Panther Creek is noted for its hot springs. You can ride to a hot spring located three miles on the road up the hill just east of camp. The road continues past the hot spring and is gated to vehicles, but is open to horseback riders. You’ll find hot mineral flows, custard-colored, scalded hillsides, and rising plumes of steam.
Note that the main hot pool is too hot for serious soaking. Hike about a half-mile down stream and you’ll find other pools in the river you can soak in. However, beware! As I found out, there’s poison ivy on the surrounding riverbank. Be careful where you toss your clothes!
We had an important task on this trip: restoring the tombstone of Red the Bartender. Here’s the story: Across the river from our camp, the land rises to form a broad bench, where the old mining camp of Dynamo City was built back in the 1880s. Nowadays, there’s nothing left of the rip-roaring, canvas tent city. Nothing, that is, except for the lonely grave of Red the Bartender.
A few years ago, Red’s gravesite was reduced to ashes. The Forest Service rebuilt the fence around the grave, but the headstone was still lacking. We had a friend cut and engrave a new wooden tombstone. One morning, after coffee and Jerry’s Dutch oven biscuits, we made plans to cross the river and ride to Red’s gravesite.
Incidentally, our coffee that morning was around a crackling, blazing fire that put out heat, not smoke. After trying other wood, it was apparent that the fire wasn’t getting enough air due to lack of ventilation from the metal fire ring. Angie and I removed the ring, and guess what? We had a clean-burning fire! (Yes, we did put back the fire ring when we left.)
After we saddled up, Jerry grabbed the tombstone, and we rode across the river. We put the tombstone in place, paid our respects, and left an empty whiskey bottle on Red’s grave. This is the only known grave of a Dynamo City resident. Replacing Red’s tombstone was a brief reconnection with the past.
After a number of rides in the Panther Creek area, we moved camp and drove 1½ miles east of North Fork to Wagon Hammer Springs. Driving out was tough, we had to wait for mountain sheep to amble across the road! And that was only a preview of the wildlife display we had yet to see. At Wagon Hammer Springs, we headed out for a ride. We rode through a winding valley surrounded by open mountains. Some of the higher mountains glistened with freshly fallen snow. Then we spotted elk, hundreds of elk! They were moving in what appeared to be broad bands across the sides of the barren, brown hills. There were elk to our right, elk to our left, and elk on the hills in front of us. It was a grand sight!

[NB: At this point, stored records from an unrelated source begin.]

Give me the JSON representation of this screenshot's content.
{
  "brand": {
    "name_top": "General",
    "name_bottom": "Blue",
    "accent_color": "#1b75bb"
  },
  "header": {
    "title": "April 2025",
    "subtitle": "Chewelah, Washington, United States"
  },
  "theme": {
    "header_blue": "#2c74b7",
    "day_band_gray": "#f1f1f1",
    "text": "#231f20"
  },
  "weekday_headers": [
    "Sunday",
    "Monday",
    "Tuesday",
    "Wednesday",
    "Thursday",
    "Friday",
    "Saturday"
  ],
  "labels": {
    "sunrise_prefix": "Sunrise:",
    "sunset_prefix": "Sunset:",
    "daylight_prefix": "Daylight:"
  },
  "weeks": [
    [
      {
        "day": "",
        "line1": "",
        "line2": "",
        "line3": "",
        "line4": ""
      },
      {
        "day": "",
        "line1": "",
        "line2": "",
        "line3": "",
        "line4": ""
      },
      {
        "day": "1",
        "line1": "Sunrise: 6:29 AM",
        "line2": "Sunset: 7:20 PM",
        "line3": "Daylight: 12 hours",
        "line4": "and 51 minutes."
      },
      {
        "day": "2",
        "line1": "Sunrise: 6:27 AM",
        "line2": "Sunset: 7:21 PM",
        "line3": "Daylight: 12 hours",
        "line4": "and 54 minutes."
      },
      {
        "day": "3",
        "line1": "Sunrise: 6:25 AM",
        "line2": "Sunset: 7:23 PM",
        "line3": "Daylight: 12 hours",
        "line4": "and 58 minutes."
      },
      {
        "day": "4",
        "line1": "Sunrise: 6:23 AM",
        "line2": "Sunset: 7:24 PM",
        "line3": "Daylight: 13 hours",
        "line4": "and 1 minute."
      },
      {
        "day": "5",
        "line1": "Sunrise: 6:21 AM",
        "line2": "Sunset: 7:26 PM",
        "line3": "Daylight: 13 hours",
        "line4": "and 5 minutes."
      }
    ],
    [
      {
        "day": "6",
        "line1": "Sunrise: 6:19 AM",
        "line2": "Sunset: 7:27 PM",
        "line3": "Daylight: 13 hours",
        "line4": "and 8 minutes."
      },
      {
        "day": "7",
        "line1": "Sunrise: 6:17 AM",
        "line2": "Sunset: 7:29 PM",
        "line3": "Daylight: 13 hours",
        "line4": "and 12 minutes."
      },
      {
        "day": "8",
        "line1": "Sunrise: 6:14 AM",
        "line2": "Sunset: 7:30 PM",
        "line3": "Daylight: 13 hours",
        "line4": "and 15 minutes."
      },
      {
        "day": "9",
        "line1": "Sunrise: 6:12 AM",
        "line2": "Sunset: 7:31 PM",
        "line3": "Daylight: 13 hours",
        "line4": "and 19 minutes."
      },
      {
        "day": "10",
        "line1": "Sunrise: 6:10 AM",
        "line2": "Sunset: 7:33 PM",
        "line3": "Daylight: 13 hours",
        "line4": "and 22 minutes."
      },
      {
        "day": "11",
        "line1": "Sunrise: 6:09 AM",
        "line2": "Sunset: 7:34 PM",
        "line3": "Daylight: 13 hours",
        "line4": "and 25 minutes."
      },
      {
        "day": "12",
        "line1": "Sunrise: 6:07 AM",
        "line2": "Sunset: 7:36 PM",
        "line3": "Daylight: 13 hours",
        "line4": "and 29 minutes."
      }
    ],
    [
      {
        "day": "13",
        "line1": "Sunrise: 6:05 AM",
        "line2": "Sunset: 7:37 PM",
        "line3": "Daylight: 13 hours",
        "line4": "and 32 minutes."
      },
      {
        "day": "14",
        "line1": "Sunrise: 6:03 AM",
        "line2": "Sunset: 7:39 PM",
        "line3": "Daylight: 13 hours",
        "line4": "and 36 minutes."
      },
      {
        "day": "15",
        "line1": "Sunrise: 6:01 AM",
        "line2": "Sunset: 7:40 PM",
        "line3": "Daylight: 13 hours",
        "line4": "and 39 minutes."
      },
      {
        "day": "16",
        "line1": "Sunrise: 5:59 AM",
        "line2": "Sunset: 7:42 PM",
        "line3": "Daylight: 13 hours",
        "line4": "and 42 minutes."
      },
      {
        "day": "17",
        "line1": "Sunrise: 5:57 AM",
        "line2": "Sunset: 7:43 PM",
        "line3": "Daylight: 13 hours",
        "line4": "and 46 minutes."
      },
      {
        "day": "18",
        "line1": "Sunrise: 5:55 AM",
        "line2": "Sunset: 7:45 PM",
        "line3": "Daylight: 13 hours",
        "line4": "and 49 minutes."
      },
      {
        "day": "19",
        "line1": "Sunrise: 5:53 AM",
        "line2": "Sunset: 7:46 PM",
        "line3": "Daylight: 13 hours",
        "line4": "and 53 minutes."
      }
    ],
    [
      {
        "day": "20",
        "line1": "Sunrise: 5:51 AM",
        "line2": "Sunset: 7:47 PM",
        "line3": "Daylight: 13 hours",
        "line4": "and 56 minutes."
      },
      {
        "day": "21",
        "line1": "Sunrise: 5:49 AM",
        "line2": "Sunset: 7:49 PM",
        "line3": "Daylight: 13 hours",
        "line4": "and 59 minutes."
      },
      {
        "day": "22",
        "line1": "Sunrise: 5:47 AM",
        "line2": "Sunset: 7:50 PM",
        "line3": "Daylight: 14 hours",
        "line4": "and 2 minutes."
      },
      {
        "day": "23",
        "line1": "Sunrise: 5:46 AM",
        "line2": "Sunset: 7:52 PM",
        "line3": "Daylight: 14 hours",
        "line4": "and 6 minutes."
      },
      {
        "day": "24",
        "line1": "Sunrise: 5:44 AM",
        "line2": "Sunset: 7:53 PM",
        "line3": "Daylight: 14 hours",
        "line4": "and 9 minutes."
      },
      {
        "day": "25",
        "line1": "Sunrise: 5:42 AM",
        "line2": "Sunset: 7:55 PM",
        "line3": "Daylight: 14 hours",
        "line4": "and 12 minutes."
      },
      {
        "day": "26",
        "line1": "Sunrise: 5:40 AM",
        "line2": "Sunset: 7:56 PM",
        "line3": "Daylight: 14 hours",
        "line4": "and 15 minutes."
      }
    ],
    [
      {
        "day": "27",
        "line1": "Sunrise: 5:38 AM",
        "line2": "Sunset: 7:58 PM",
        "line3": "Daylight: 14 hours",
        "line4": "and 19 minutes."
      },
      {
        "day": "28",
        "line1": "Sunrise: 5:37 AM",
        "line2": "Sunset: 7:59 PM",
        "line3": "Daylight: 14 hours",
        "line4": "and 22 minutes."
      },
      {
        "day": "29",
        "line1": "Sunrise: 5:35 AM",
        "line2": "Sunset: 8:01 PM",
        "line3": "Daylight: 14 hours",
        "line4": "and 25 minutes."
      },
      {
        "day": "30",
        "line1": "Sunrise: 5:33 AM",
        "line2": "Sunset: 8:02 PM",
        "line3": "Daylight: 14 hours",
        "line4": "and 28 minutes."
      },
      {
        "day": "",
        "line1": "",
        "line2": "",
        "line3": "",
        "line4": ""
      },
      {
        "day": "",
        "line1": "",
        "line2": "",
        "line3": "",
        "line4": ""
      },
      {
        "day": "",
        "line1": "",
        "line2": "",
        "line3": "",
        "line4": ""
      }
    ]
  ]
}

Wagon Hammer Springs is one of the few areas where Lewis and Clark traveled overland. Most of their route was on water or following rivers. The Forest Service has marked the Lewis and Clark trail in this area with trail markers. For a rare chance to follow the actual footsteps of Lewis and Clark, ride straight north of camp up the valley, and take a well worn trail to the left up a small canyon.
That night, we recounted our adventures as we happily thawed out around a blazing campfire. Even though the weather had been chilly, we’d done a great deal of riding, and had seen some awesome country and wildlife. We felt thankful to have shared with our friends the adventures of horses, hot springs, and tombstones. TTR